▶ [Work order]:
Find every line containing the word "image" in the records below; report only how many there are.

*****

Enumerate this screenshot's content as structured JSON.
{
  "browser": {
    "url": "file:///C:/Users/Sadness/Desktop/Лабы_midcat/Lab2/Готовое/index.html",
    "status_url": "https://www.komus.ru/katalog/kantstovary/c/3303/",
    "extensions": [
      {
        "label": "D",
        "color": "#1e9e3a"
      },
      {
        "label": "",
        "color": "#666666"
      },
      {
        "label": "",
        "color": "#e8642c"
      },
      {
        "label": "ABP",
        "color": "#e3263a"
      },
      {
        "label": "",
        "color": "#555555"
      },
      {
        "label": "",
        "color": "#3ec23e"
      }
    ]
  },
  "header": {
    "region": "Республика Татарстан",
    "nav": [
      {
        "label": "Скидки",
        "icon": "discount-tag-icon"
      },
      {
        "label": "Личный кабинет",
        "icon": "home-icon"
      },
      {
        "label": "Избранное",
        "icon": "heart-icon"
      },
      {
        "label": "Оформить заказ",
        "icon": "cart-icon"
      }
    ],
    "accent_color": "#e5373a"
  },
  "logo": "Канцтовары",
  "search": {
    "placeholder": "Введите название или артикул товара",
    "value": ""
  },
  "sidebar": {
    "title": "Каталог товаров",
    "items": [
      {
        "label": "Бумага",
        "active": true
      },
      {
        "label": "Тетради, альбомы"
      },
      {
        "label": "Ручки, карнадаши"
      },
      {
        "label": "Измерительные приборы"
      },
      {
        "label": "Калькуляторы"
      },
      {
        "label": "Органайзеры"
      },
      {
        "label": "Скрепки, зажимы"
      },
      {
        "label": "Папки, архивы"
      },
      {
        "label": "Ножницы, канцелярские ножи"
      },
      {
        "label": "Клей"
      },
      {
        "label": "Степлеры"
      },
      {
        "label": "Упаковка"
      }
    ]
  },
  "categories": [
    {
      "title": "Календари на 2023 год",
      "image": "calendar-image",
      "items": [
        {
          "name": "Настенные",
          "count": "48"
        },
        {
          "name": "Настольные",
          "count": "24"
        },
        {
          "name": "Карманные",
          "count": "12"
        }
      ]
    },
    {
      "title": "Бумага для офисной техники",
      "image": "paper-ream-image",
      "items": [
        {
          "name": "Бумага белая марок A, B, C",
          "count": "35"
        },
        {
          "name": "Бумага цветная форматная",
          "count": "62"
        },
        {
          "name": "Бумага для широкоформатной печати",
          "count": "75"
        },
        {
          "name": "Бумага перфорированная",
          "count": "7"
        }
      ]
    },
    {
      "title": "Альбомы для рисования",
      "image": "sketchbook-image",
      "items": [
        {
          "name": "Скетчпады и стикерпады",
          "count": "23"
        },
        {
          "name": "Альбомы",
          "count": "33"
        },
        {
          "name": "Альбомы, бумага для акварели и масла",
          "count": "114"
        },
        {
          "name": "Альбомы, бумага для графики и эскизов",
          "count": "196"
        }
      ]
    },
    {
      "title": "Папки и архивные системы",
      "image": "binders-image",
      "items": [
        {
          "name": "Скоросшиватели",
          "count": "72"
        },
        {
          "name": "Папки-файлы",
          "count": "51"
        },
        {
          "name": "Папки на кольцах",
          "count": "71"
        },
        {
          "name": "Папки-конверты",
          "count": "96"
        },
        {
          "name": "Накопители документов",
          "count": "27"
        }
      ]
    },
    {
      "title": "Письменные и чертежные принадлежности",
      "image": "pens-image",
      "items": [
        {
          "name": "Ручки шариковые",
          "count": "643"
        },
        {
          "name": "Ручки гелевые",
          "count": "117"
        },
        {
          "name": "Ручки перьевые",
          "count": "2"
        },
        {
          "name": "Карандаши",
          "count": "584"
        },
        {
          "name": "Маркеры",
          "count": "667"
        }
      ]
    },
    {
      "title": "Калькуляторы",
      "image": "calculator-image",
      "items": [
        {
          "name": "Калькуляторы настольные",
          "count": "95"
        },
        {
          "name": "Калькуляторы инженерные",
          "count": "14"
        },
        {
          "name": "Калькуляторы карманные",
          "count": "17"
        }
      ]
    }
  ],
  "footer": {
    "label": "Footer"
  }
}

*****

▶ [Output of the exercise]:
6